**Problem description:**
Pull every line that includes the word "with" from the data.

Data for this task Start Marker

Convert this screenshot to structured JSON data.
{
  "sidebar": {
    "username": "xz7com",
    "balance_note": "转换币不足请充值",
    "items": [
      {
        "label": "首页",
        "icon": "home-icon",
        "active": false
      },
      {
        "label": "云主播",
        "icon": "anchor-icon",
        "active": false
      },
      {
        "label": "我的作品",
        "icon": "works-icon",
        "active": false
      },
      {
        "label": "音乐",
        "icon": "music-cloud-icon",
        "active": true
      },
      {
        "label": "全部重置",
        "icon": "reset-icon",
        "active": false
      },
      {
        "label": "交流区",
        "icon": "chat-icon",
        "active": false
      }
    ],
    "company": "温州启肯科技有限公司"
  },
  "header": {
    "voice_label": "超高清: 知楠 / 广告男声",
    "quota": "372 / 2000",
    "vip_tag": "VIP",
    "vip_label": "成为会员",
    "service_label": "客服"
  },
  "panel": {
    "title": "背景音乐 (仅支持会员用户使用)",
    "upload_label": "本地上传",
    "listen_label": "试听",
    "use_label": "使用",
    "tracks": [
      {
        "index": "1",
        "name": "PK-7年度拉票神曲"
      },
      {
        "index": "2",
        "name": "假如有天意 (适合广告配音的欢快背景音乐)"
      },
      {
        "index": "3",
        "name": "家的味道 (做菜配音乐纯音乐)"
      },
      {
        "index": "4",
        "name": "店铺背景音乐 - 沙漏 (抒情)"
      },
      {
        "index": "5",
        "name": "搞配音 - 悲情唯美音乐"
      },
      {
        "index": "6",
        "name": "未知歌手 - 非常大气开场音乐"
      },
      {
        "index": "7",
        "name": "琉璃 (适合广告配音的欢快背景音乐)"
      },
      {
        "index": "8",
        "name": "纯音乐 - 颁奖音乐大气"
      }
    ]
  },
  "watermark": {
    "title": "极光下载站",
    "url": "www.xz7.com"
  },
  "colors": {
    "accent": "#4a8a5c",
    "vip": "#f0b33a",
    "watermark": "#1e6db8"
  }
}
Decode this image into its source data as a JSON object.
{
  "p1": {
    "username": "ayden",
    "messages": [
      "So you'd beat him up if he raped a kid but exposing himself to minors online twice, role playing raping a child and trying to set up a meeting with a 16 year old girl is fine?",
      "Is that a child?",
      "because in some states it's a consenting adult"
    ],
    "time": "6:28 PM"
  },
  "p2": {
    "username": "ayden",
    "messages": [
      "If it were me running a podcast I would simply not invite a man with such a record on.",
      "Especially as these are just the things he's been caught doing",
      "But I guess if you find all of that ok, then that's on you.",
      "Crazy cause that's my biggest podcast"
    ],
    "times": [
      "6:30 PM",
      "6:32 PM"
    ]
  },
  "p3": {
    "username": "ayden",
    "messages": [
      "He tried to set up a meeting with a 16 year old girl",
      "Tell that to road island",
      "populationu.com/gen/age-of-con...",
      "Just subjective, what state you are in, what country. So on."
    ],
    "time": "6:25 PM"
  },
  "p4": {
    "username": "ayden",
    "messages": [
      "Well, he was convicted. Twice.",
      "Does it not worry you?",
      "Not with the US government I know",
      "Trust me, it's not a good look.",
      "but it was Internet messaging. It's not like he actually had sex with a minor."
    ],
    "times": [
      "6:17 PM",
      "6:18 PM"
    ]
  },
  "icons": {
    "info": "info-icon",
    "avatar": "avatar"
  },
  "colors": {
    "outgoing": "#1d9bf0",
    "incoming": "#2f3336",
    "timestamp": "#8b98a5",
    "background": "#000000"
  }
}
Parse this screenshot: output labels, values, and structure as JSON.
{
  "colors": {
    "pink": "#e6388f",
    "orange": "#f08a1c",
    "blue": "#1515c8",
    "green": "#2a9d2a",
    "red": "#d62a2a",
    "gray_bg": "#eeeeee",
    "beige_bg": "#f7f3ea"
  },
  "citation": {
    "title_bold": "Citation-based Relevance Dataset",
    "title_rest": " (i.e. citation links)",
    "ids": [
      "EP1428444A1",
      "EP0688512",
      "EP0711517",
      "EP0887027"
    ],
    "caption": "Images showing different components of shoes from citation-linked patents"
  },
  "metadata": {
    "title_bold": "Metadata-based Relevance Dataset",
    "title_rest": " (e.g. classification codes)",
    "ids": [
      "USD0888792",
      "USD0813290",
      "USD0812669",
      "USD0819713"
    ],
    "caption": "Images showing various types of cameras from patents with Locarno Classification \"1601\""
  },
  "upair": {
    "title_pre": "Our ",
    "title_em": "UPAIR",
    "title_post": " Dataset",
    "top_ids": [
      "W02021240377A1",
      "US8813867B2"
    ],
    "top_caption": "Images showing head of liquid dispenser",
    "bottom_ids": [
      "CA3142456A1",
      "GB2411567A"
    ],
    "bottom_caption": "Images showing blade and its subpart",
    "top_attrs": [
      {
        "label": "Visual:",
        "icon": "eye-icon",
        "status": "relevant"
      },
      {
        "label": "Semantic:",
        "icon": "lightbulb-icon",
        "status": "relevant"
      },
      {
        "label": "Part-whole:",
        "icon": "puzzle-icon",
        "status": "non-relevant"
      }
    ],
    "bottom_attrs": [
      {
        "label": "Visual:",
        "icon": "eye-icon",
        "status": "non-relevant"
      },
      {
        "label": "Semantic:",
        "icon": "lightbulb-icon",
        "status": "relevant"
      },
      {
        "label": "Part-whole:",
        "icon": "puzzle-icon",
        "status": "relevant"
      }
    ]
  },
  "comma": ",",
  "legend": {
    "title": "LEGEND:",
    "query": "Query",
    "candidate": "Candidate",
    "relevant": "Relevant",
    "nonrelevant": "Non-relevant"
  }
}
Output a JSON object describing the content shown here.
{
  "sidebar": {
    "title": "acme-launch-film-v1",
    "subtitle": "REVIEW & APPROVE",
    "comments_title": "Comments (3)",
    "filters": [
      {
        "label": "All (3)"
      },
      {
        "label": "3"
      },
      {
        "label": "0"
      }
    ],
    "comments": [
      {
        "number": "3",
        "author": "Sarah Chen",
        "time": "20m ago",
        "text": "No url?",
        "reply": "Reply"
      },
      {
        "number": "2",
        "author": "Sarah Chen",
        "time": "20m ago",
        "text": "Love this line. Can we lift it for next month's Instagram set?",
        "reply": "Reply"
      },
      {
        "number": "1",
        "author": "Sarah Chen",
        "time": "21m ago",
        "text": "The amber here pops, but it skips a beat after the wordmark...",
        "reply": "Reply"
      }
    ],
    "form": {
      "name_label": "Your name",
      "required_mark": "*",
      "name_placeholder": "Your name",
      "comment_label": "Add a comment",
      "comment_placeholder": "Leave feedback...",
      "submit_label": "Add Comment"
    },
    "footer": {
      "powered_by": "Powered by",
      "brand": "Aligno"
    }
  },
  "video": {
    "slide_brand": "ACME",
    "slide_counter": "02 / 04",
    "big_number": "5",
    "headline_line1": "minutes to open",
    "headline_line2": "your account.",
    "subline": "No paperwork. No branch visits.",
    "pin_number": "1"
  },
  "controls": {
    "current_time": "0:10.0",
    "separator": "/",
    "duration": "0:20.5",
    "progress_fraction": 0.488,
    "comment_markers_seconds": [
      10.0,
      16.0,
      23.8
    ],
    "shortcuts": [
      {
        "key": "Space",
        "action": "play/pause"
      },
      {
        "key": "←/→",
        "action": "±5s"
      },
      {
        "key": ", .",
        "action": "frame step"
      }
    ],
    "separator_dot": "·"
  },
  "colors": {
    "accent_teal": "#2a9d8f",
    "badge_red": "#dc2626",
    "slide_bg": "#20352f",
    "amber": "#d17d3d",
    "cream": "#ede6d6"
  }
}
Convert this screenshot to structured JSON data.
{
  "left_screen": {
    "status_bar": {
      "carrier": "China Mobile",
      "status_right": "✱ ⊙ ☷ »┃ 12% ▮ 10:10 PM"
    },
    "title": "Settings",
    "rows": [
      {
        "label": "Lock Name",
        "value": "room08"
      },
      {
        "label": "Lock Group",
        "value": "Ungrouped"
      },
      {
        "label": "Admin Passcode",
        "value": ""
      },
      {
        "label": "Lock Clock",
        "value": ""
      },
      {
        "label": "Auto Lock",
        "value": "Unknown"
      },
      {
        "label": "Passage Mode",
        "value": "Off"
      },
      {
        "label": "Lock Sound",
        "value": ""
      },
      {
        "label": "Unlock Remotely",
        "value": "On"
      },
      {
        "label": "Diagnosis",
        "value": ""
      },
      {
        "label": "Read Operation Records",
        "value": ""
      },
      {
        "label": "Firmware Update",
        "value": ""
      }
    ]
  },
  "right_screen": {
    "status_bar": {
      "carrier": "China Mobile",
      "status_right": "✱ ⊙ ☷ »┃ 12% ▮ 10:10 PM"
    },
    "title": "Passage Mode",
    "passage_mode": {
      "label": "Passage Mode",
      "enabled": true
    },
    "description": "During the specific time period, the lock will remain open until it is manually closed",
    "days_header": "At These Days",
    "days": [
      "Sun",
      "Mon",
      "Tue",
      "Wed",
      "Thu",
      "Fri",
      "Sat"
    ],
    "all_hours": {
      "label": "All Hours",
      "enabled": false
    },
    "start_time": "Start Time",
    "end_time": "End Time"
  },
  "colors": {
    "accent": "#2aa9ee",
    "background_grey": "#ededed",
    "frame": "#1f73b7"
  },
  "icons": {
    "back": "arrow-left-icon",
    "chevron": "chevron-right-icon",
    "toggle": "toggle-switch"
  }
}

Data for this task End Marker

**Answer for the task:**
      "So you'd beat him up if he raped a kid but exposing himself to minors online twice, role playing raping a child and trying to set up a meeting with a 16 year old girl is fine?",
      "If it were me running a podcast I would simply not invite a man with such a record on.",
      "He tried to set up a meeting with a 16 year old girl",
      "Not with the US government I know",
      "but it was Internet messaging. It's not like he actually had sex with a minor."
    "caption": "Images showing various types of cameras from patents with Locarno Classification \"1601\""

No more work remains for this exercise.